Hopes of turning around a trend of dwindling visitor numbers at Thirlestane Castle are lying in the hands of the region’s planning chiefs.

Thirlestane Castle at Lauder.
Thirlestane Castle at Lauder.

The Lauder visitor attraction believes the creation of a new tea room at the 16th century castle will help turn its fortunes around, should Scottish Borders Council planners give it the go-ahead.

The historic seat of the Earls and Duke of Lauderdale, Thirlestane has been home to the Maitland family since 1590, and run by a charitable trust since 1983.

The castle is open to visitors from May to October and year-round for exclusive-use private functions, but visitor numbers have remained stagnant of late.

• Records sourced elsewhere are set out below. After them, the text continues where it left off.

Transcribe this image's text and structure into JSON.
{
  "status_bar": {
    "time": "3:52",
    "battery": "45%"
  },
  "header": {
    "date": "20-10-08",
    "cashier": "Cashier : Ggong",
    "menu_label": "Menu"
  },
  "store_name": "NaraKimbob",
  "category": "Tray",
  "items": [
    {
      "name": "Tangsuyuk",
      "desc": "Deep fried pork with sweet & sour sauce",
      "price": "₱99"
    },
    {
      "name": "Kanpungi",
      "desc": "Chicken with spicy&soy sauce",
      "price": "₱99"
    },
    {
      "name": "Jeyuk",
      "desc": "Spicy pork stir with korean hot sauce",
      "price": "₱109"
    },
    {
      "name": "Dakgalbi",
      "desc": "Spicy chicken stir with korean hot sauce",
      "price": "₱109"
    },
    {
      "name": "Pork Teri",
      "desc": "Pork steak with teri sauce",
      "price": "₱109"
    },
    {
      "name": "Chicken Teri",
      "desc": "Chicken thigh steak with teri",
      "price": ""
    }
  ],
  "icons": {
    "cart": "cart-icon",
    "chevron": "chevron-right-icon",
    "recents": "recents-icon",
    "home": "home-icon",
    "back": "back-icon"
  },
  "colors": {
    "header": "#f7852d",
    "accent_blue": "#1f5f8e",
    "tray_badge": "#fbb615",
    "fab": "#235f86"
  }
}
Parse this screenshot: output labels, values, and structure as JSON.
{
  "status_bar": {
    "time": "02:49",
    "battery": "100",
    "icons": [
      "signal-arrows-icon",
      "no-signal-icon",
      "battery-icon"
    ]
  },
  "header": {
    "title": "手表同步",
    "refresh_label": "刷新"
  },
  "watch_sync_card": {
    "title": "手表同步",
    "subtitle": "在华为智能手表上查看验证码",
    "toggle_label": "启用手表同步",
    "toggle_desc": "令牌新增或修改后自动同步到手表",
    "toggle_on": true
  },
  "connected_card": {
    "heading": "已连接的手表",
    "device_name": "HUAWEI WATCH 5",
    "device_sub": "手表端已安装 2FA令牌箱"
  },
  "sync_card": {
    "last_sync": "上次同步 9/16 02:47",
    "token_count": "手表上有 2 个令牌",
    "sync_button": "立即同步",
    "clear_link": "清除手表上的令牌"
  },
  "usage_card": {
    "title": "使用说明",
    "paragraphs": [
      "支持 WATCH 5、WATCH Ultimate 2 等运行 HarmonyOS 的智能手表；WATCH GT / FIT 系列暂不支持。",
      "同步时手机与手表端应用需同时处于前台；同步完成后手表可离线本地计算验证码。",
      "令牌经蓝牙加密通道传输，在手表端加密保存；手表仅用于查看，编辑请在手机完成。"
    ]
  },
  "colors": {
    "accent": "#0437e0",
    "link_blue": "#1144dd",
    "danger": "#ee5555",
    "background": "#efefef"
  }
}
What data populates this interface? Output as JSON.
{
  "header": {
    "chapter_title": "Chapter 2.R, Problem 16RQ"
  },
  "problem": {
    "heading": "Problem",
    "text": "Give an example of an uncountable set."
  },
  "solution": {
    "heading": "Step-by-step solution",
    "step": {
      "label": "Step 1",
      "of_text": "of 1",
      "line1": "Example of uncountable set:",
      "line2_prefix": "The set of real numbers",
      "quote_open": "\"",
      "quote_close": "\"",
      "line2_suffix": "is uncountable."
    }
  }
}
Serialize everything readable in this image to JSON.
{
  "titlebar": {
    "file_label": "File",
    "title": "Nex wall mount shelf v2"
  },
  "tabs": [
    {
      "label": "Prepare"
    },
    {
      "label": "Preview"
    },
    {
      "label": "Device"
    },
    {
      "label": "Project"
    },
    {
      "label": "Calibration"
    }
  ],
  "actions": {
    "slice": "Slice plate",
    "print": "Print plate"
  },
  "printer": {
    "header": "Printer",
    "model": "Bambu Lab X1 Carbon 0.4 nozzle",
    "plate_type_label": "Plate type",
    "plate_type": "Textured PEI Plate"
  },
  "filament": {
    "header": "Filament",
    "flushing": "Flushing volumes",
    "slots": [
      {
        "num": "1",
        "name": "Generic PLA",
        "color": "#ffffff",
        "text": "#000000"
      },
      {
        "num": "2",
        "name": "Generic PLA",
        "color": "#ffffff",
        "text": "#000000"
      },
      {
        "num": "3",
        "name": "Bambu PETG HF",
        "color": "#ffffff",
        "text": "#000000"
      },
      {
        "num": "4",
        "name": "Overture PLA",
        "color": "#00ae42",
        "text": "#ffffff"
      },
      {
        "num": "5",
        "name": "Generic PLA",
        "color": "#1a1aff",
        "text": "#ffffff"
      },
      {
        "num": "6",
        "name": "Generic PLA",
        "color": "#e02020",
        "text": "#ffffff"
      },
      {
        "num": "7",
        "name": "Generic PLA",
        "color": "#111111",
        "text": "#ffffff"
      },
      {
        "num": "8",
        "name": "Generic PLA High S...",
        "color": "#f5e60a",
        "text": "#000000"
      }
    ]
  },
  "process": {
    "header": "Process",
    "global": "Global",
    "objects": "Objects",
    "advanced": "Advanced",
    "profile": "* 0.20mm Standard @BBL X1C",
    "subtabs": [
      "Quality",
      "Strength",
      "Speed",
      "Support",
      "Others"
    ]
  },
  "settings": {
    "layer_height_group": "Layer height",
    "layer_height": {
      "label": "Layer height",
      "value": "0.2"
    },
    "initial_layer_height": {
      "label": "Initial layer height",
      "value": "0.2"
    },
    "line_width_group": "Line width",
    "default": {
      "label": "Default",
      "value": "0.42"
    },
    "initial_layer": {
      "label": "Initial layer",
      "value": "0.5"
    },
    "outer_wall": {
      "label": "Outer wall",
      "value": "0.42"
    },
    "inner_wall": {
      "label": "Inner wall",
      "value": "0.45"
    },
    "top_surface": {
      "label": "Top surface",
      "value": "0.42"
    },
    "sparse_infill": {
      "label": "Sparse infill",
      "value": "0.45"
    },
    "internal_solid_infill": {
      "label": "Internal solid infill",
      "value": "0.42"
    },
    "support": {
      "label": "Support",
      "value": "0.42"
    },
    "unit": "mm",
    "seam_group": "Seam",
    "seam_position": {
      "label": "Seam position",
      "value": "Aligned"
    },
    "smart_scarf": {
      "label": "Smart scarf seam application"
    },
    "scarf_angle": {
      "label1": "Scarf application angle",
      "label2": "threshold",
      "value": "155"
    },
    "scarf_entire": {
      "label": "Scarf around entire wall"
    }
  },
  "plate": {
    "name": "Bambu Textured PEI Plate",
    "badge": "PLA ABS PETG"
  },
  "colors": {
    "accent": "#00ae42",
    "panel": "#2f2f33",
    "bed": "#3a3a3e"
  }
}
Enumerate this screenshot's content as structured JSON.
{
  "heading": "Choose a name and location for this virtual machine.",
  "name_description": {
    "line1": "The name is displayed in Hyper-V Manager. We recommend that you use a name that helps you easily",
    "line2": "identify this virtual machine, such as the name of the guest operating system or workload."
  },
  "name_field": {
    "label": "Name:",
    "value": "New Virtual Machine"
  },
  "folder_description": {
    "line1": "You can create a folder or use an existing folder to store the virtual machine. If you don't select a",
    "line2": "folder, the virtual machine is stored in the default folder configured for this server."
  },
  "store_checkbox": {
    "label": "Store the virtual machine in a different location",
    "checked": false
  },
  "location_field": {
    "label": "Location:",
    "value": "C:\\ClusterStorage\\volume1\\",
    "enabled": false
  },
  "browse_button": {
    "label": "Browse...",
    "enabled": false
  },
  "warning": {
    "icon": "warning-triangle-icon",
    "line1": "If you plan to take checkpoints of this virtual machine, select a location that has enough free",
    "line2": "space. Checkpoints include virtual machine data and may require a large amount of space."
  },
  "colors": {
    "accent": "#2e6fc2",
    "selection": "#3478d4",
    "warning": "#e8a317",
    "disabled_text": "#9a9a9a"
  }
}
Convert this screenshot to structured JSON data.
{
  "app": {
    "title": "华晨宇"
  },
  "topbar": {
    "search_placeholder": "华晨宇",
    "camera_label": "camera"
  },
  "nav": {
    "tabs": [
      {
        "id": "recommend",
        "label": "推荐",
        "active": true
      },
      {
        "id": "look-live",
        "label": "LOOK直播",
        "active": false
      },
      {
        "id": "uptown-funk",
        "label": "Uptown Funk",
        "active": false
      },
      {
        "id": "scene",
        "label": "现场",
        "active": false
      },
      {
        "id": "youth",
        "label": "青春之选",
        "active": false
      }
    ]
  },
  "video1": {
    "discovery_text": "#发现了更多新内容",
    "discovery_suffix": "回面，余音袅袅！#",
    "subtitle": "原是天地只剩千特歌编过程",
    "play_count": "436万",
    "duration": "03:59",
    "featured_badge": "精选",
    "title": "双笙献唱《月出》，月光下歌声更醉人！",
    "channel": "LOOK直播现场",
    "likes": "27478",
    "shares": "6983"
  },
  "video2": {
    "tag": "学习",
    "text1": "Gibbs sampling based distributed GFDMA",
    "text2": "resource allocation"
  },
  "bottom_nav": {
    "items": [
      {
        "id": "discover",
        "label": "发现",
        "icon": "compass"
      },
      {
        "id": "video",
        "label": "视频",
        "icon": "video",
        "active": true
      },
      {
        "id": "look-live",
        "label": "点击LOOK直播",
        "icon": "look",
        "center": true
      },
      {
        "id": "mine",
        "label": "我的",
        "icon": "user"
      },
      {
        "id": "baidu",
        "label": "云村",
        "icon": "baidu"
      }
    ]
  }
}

David Willis from Edinburgh architect firm Crichton Lang, Willis + Galloway explained: “Visitor numbers have fallen from a peak of around 16,000 annually in 1999 to around 5,800 in 2012 which was the last full year the castle was open before closure due to dry rot.

“The castle was closed for the 2013 season for extensive repairs to be carried out and there was limited opening of two days per week in 2014.

“In 2015 the number of days open was increased to 65 and since 2016 the castle has been open 92 days.

“There has been no measurable improvement in daily visitor numbers during this recent three-year spell.”

The firm’s latest management report in 2014 suggests essential long-term maintenance of the castle will cost around £660,000.

Mr Willis added: “Over the years the trustees have considered a number of ways of complementing the visitor attraction business model in order to increase revenue.”

Now trustees want to remove and relocate an existing kitchen there so that they can create an extended tea room that will join onto the south courtyard.

They say a current cafe available to visitors at the end of a 10-room tour is “outdated”.

In 2017 Lauderdale Estates landowner Edward Maitland-Carew revealed plans to turn 50 hectares of agricultural land at Thirlestane into a holiday park. That bid, for 500 static caravans, lodges and eco-cabins, a caravan sales centre, shop and cafe, was met with some opposition and was withdrawn in March.